> **EXERCISE GOAL**: Would you copy every line of the listing below that includes the word "this"?
====== EXERCISE DATA
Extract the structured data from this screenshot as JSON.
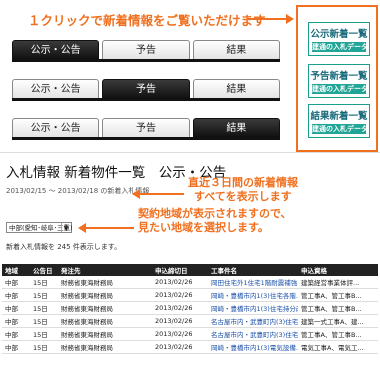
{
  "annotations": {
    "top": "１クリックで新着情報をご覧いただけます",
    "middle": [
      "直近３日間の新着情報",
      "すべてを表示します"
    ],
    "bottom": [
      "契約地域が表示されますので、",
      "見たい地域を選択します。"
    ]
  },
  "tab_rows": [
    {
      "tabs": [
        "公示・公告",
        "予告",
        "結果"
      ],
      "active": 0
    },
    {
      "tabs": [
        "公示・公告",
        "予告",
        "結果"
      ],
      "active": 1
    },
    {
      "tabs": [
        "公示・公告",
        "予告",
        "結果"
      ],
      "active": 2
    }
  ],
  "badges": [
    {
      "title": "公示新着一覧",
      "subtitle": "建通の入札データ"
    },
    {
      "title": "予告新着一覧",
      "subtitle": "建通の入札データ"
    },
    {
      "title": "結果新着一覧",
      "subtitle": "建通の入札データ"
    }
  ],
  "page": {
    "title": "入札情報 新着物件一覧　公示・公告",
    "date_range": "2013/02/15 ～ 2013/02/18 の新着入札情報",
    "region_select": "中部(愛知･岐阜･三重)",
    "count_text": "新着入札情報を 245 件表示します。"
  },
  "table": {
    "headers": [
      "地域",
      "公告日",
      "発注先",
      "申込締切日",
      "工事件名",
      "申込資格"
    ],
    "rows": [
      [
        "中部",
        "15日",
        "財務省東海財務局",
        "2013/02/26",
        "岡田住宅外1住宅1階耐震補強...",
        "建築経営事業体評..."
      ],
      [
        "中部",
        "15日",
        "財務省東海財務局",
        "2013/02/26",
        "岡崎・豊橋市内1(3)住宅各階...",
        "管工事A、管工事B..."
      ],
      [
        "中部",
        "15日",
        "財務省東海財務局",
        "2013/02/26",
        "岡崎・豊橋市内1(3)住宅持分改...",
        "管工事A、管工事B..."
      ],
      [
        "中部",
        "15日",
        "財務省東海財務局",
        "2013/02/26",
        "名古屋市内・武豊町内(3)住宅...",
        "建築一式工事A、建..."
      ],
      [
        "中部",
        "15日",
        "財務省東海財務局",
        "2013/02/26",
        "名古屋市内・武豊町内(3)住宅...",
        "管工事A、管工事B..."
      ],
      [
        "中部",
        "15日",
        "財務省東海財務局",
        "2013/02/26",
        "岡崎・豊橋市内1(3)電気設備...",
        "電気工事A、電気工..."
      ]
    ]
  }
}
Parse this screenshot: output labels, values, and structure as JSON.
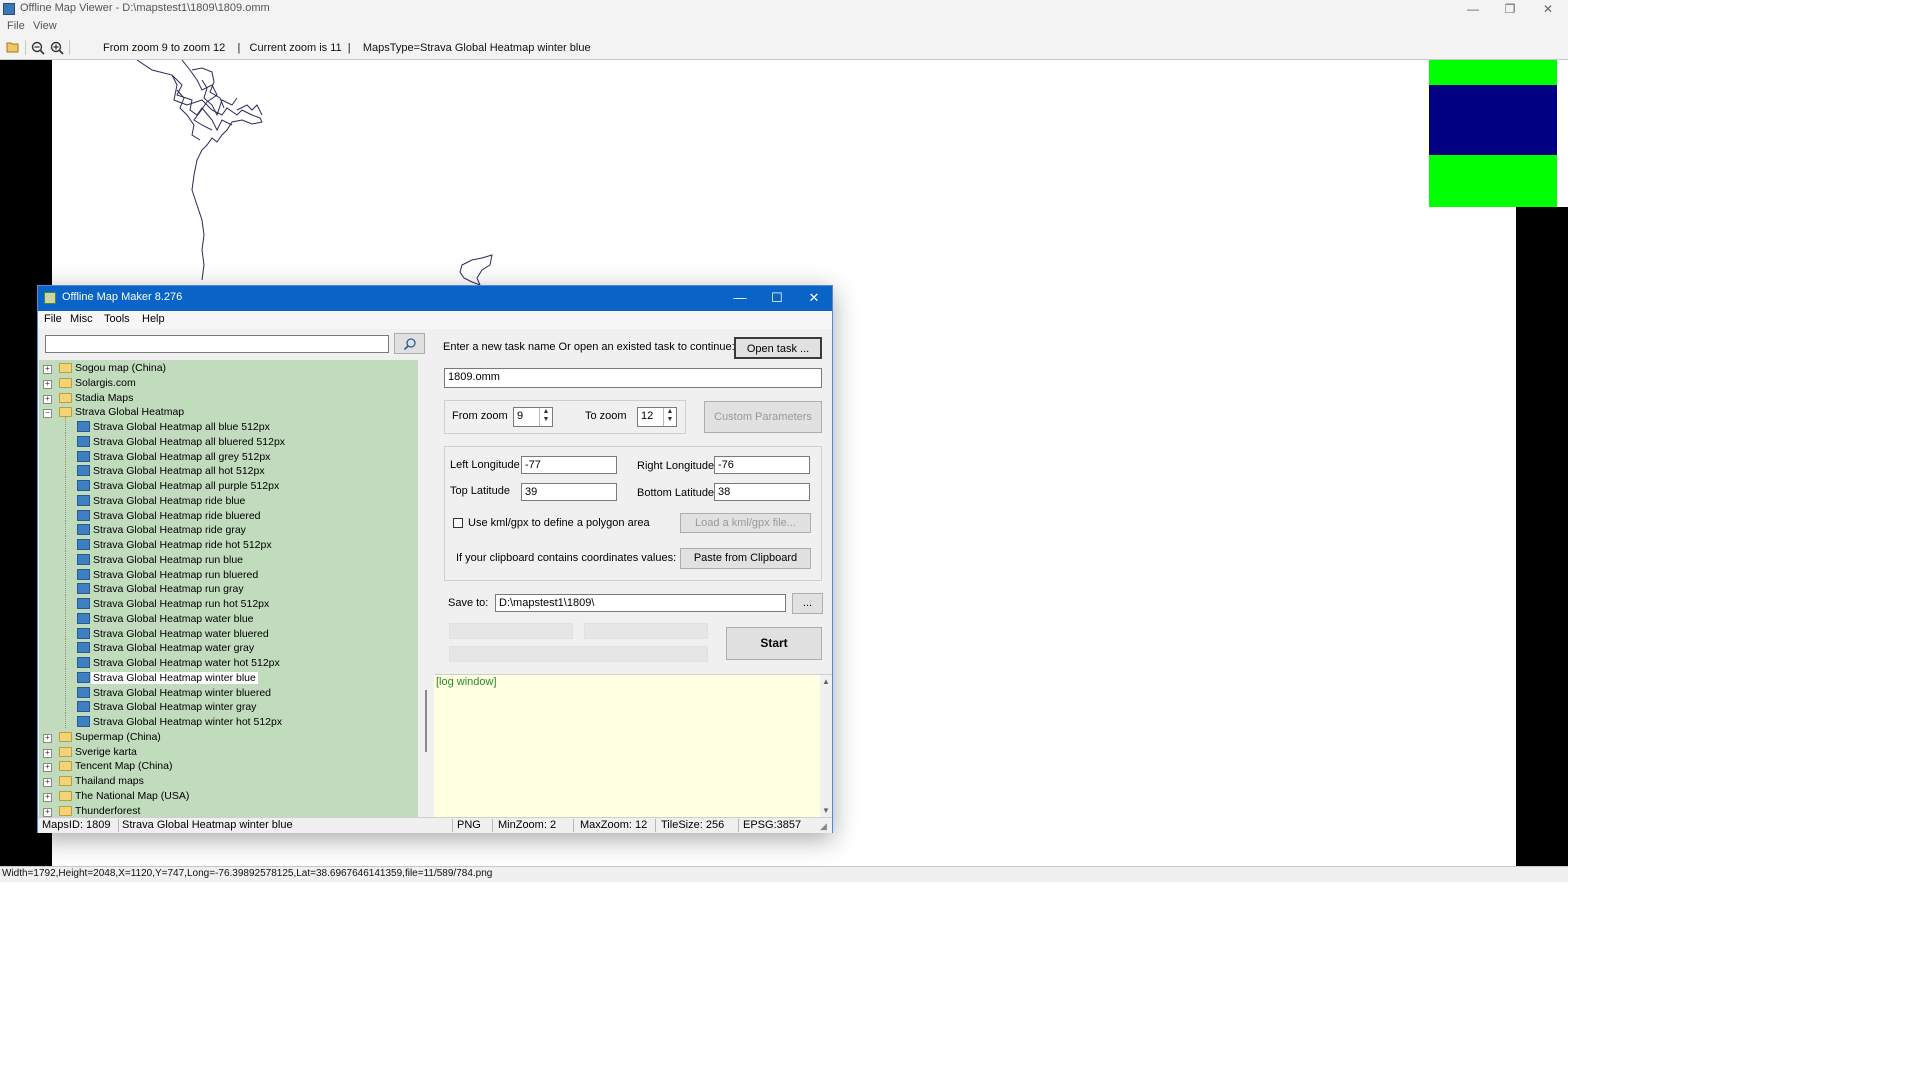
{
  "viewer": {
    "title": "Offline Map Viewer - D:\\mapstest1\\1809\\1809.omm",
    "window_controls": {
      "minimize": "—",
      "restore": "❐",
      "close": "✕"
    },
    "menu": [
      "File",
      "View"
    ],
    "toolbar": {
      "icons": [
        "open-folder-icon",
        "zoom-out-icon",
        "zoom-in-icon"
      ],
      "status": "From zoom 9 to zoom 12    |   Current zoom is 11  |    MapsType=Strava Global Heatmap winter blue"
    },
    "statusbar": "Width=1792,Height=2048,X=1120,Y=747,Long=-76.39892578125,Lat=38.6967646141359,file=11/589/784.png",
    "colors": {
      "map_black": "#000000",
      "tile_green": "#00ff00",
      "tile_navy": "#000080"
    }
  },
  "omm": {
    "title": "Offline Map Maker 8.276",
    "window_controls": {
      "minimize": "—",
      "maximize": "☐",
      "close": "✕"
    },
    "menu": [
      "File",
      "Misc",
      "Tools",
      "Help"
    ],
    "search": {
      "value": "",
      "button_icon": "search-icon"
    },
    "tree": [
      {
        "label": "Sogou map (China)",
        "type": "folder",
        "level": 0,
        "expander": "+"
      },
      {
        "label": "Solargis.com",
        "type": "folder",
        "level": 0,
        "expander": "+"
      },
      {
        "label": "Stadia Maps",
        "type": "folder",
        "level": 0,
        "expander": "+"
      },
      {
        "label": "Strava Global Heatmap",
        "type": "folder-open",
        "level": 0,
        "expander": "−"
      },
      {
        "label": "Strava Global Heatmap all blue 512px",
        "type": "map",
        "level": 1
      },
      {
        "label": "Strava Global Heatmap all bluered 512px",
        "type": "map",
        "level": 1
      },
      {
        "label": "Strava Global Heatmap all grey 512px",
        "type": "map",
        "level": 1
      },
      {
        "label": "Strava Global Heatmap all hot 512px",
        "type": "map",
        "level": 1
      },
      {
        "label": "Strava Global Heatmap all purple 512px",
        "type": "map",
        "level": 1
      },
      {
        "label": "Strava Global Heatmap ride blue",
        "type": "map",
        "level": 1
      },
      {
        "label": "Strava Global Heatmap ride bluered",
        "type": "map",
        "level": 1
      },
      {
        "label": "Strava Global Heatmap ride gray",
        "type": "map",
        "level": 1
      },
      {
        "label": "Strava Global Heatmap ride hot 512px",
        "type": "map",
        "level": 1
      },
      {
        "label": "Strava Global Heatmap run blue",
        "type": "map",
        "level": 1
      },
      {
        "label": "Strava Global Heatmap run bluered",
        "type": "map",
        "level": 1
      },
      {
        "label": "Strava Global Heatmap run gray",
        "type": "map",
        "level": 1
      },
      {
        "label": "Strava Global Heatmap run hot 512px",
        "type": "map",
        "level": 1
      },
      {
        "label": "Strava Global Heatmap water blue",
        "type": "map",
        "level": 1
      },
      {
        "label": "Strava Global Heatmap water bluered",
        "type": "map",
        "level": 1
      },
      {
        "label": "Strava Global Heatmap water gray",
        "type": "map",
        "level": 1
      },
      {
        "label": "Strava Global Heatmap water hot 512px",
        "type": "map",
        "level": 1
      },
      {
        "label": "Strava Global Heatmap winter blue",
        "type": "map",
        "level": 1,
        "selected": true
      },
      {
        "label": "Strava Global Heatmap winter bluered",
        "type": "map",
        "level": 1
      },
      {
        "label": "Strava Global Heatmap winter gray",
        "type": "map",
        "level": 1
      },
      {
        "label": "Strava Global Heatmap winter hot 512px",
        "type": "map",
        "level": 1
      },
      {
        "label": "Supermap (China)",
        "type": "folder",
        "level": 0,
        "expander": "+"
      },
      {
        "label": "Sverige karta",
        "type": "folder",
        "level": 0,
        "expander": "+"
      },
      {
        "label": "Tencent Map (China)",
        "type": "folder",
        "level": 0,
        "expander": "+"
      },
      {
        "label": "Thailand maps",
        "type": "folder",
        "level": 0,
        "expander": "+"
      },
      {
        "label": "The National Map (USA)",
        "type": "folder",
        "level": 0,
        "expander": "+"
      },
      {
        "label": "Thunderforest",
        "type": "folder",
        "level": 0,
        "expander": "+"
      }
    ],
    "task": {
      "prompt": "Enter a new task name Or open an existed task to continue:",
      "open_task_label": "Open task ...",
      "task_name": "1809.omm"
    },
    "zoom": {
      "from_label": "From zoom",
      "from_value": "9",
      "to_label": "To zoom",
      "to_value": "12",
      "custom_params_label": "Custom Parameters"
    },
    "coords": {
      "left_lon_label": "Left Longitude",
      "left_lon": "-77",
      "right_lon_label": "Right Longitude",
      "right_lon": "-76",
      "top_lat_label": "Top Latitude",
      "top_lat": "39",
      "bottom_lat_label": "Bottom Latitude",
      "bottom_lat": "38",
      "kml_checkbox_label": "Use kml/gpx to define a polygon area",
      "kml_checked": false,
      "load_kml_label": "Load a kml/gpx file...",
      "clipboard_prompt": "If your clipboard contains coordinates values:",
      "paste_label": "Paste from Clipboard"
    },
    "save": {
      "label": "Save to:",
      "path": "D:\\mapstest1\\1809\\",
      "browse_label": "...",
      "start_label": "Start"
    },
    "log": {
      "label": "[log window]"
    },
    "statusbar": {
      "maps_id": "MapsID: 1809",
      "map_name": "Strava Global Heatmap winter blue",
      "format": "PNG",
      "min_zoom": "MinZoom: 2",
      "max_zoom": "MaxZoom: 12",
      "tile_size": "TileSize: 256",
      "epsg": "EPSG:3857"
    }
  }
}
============
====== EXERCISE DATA
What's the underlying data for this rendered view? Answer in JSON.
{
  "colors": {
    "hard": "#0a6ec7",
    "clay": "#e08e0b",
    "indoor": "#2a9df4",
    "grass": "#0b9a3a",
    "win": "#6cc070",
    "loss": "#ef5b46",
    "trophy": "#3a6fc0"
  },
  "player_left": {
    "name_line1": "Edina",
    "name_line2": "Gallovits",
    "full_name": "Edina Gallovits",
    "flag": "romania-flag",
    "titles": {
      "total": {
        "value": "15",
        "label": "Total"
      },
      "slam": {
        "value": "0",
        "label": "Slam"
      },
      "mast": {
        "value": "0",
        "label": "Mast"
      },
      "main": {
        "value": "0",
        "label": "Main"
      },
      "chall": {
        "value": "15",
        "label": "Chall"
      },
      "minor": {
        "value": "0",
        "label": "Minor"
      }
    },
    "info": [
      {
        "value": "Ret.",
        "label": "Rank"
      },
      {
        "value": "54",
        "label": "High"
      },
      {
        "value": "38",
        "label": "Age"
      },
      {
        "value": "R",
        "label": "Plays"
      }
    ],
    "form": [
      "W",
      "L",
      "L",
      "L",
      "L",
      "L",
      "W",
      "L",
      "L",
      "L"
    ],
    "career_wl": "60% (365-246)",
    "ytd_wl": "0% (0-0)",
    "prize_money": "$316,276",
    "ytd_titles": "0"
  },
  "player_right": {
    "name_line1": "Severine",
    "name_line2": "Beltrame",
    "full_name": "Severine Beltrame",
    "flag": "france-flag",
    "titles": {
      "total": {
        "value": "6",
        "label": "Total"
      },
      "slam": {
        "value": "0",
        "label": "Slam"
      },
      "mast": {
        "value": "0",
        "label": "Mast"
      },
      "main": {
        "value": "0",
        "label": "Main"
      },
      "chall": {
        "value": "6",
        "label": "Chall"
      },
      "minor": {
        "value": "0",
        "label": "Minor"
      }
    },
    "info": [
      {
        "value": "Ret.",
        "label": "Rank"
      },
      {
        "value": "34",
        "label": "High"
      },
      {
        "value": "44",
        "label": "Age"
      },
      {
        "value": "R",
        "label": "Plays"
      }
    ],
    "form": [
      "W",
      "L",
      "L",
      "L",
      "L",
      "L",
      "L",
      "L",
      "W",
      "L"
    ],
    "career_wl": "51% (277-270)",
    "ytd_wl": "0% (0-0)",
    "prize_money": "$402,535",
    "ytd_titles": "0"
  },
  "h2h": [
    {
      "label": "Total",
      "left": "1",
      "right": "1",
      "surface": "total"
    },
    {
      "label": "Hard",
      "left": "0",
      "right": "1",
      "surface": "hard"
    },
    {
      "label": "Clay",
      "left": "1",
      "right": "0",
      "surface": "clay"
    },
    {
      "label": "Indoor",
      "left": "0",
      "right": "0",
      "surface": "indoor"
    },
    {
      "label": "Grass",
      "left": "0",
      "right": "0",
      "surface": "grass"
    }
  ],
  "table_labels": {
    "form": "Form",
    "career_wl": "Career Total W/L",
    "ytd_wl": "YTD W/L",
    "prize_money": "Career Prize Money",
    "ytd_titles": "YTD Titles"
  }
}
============
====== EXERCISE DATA
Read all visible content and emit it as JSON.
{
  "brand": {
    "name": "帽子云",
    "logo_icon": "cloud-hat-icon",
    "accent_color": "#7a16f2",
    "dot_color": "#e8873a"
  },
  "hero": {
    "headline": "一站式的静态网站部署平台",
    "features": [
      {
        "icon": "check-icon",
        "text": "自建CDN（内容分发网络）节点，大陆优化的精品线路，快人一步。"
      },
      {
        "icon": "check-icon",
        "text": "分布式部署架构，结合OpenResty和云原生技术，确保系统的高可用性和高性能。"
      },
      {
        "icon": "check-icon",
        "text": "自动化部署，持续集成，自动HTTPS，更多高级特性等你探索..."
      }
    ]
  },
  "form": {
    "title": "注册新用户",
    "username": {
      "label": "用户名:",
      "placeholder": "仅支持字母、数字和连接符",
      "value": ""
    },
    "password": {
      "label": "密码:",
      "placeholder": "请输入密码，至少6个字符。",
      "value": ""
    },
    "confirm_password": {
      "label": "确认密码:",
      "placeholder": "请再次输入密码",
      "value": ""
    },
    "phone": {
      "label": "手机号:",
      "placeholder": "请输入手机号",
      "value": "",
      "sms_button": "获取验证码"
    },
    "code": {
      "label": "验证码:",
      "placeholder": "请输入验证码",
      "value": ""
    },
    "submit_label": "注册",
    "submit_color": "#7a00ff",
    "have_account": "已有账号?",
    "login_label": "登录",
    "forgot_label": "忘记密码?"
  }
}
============
> **RESPONSE TO THE EXERCISE**:
Extract the structured data from this screenshot as JSON.
Parse this screenshot: output labels, values, and structure as JSON.
What's the underlying data for this rendered view? Answer in JSON.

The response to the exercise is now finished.